Task description:
Report back every line below that carries the word "JSON".
BEGIN Provided information
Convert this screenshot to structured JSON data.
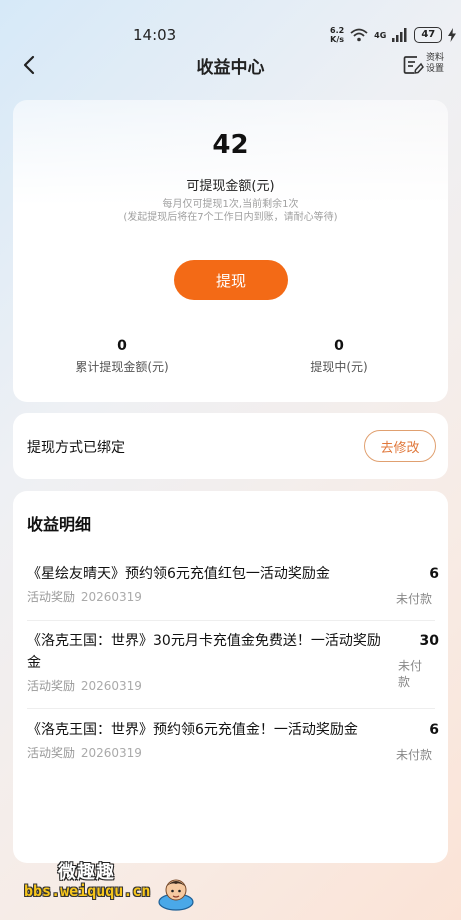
{
  "status_bar": {
    "time": "14:03",
    "net_speed_value": "6.2",
    "net_speed_unit": "K/s",
    "network_label": "4G",
    "battery": "47"
  },
  "nav": {
    "title": "收益中心",
    "profile_label": "资料设置"
  },
  "balance": {
    "amount": "42",
    "label": "可提现金额(元)",
    "limit_line1": "每月仅可提现1次,当前剩余1次",
    "limit_line2": "(发起提现后将在7个工作日内到账，请耐心等待)",
    "withdraw_button": "提现",
    "stats": [
      {
        "value": "0",
        "label": "累计提现金额(元)"
      },
      {
        "value": "0",
        "label": "提现中(元)"
      }
    ]
  },
  "withdraw_method": {
    "text": "提现方式已绑定",
    "modify_button": "去修改"
  },
  "details": {
    "title": "收益明细",
    "items": [
      {
        "name": "《星绘友晴天》预约领6元充值红包一活动奖励金",
        "tag": "活动奖励",
        "date": "20260319",
        "amount": "6",
        "status": "未付款"
      },
      {
        "name": "《洛克王国：世界》30元月卡充值金免费送！一活动奖励金",
        "tag": "活动奖励",
        "date": "20260319",
        "amount": "30",
        "status": "未付款"
      },
      {
        "name": "《洛克王国：世界》预约领6元充值金！一活动奖励金",
        "tag": "活动奖励",
        "date": "20260319",
        "amount": "6",
        "status": "未付款"
      }
    ]
  },
  "watermark": {
    "title": "微趣趣",
    "url": "bbs.weiququ.cn"
  },
  "colors": {
    "accent": "#f36a16",
    "modify_border": "#e0a070",
    "modify_text": "#e0773a"
  }
}
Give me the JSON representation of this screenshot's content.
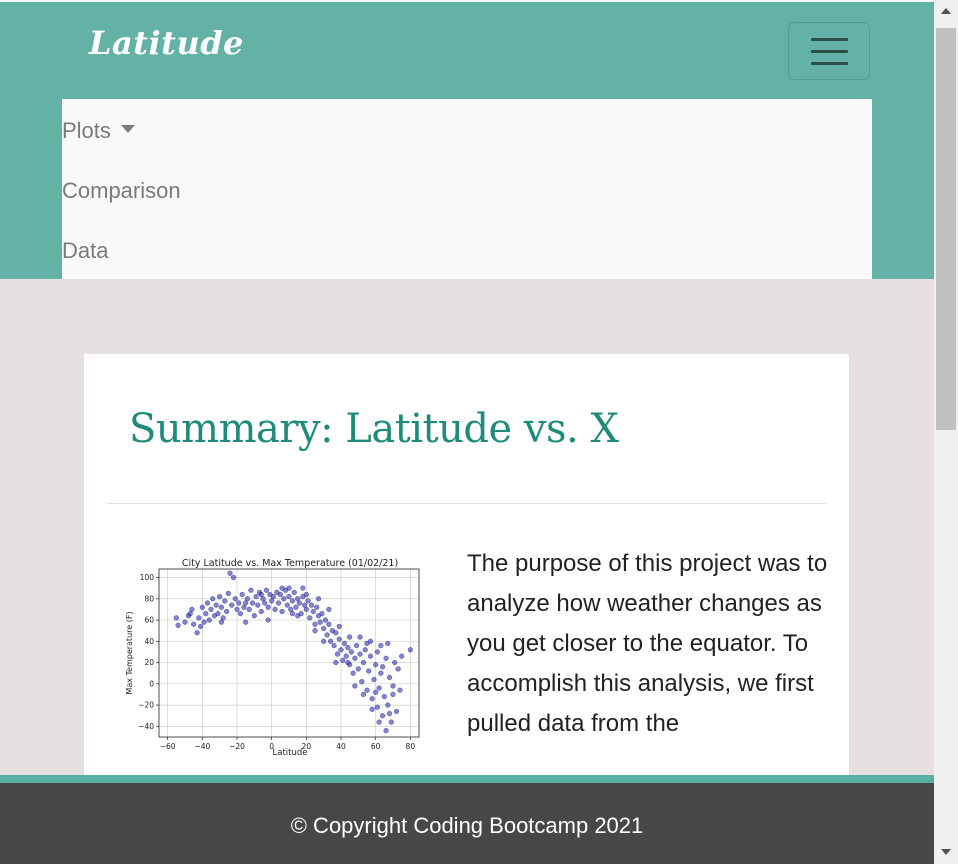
{
  "navbar": {
    "brand": "Latitude",
    "menu_items": [
      {
        "label": "Plots",
        "has_dropdown": true
      },
      {
        "label": "Comparison"
      },
      {
        "label": "Data"
      }
    ]
  },
  "main": {
    "title": "Summary: Latitude vs. X",
    "text": "The purpose of this project was to analyze how weather changes as you get closer to the equator. To accomplish this analysis, we first pulled data from the"
  },
  "footer": {
    "copyright": "© Copyright Coding Bootcamp 2021"
  },
  "colors": {
    "navbar_bg": "#64b2a6",
    "title": "#1f8b7a",
    "footer_bg": "#474747",
    "point": "#1f1fa8"
  },
  "chart_data": {
    "type": "scatter",
    "title": "City Latitude vs. Max Temperature (01/02/21)",
    "xlabel": "Latitude",
    "ylabel": "Max Temperature (F)",
    "xlim": [
      -65,
      85
    ],
    "ylim": [
      -50,
      108
    ],
    "xticks": [
      -60,
      -40,
      -20,
      0,
      20,
      40,
      60,
      80
    ],
    "yticks": [
      -40,
      -20,
      0,
      20,
      40,
      60,
      80,
      100
    ],
    "grid": true,
    "points": [
      [
        -55,
        62
      ],
      [
        -54,
        55
      ],
      [
        -50,
        58
      ],
      [
        -48,
        64
      ],
      [
        -46,
        70
      ],
      [
        -45,
        56
      ],
      [
        -43,
        48
      ],
      [
        -42,
        62
      ],
      [
        -40,
        72
      ],
      [
        -39,
        58
      ],
      [
        -38,
        66
      ],
      [
        -37,
        76
      ],
      [
        -36,
        60
      ],
      [
        -35,
        70
      ],
      [
        -34,
        80
      ],
      [
        -33,
        64
      ],
      [
        -32,
        74
      ],
      [
        -31,
        66
      ],
      [
        -30,
        82
      ],
      [
        -29,
        72
      ],
      [
        -28,
        62
      ],
      [
        -27,
        78
      ],
      [
        -26,
        68
      ],
      [
        -25,
        85
      ],
      [
        -24,
        104
      ],
      [
        -23,
        74
      ],
      [
        -22,
        100
      ],
      [
        -21,
        80
      ],
      [
        -20,
        70
      ],
      [
        -19,
        76
      ],
      [
        -18,
        66
      ],
      [
        -17,
        84
      ],
      [
        -16,
        72
      ],
      [
        -15,
        58
      ],
      [
        -14,
        80
      ],
      [
        -13,
        70
      ],
      [
        -12,
        88
      ],
      [
        -11,
        76
      ],
      [
        -10,
        64
      ],
      [
        -9,
        82
      ],
      [
        -8,
        74
      ],
      [
        -7,
        86
      ],
      [
        -6,
        68
      ],
      [
        -5,
        80
      ],
      [
        -4,
        76
      ],
      [
        -3,
        88
      ],
      [
        -2,
        72
      ],
      [
        -1,
        84
      ],
      [
        0,
        78
      ],
      [
        1,
        82
      ],
      [
        2,
        70
      ],
      [
        3,
        86
      ],
      [
        4,
        76
      ],
      [
        5,
        84
      ],
      [
        6,
        68
      ],
      [
        7,
        80
      ],
      [
        8,
        88
      ],
      [
        9,
        74
      ],
      [
        10,
        82
      ],
      [
        11,
        70
      ],
      [
        12,
        78
      ],
      [
        13,
        86
      ],
      [
        14,
        72
      ],
      [
        15,
        80
      ],
      [
        16,
        76
      ],
      [
        17,
        66
      ],
      [
        18,
        82
      ],
      [
        19,
        74
      ],
      [
        20,
        70
      ],
      [
        21,
        78
      ],
      [
        22,
        62
      ],
      [
        23,
        74
      ],
      [
        24,
        68
      ],
      [
        25,
        56
      ],
      [
        26,
        72
      ],
      [
        27,
        64
      ],
      [
        28,
        58
      ],
      [
        29,
        66
      ],
      [
        30,
        52
      ],
      [
        31,
        60
      ],
      [
        32,
        46
      ],
      [
        33,
        56
      ],
      [
        34,
        40
      ],
      [
        35,
        50
      ],
      [
        36,
        36
      ],
      [
        37,
        48
      ],
      [
        38,
        28
      ],
      [
        39,
        42
      ],
      [
        40,
        32
      ],
      [
        41,
        22
      ],
      [
        42,
        38
      ],
      [
        43,
        26
      ],
      [
        44,
        34
      ],
      [
        45,
        18
      ],
      [
        46,
        30
      ],
      [
        47,
        10
      ],
      [
        48,
        24
      ],
      [
        49,
        36
      ],
      [
        50,
        14
      ],
      [
        51,
        28
      ],
      [
        52,
        2
      ],
      [
        53,
        20
      ],
      [
        54,
        32
      ],
      [
        55,
        -6
      ],
      [
        56,
        12
      ],
      [
        57,
        26
      ],
      [
        58,
        -14
      ],
      [
        59,
        4
      ],
      [
        60,
        18
      ],
      [
        61,
        -22
      ],
      [
        62,
        -4
      ],
      [
        63,
        10
      ],
      [
        64,
        -30
      ],
      [
        65,
        -12
      ],
      [
        66,
        24
      ],
      [
        67,
        -20
      ],
      [
        68,
        6
      ],
      [
        69,
        -36
      ],
      [
        70,
        -10
      ],
      [
        71,
        20
      ],
      [
        72,
        -26
      ],
      [
        73,
        14
      ],
      [
        74,
        -6
      ],
      [
        75,
        26
      ],
      [
        80,
        32
      ],
      [
        -47,
        66
      ],
      [
        -41,
        54
      ],
      [
        -29,
        58
      ],
      [
        -15,
        76
      ],
      [
        -6,
        84
      ],
      [
        6,
        90
      ],
      [
        12,
        66
      ],
      [
        18,
        90
      ],
      [
        27,
        80
      ],
      [
        33,
        70
      ],
      [
        39,
        54
      ],
      [
        45,
        44
      ],
      [
        51,
        44
      ],
      [
        57,
        40
      ],
      [
        63,
        36
      ],
      [
        67,
        38
      ],
      [
        55,
        38
      ],
      [
        61,
        30
      ],
      [
        48,
        -2
      ],
      [
        53,
        -10
      ],
      [
        58,
        -24
      ],
      [
        62,
        -36
      ],
      [
        66,
        -44
      ],
      [
        68,
        -28
      ],
      [
        70,
        -2
      ],
      [
        60,
        -8
      ],
      [
        64,
        16
      ],
      [
        44,
        20
      ],
      [
        37,
        20
      ],
      [
        30,
        40
      ],
      [
        25,
        50
      ],
      [
        20,
        84
      ],
      [
        15,
        64
      ],
      [
        10,
        90
      ],
      [
        -2,
        60
      ]
    ]
  }
}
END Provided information
Answer to this problem:
Convert this screenshot to structured JSON data.
Give me the JSON representation of this screenshot's content.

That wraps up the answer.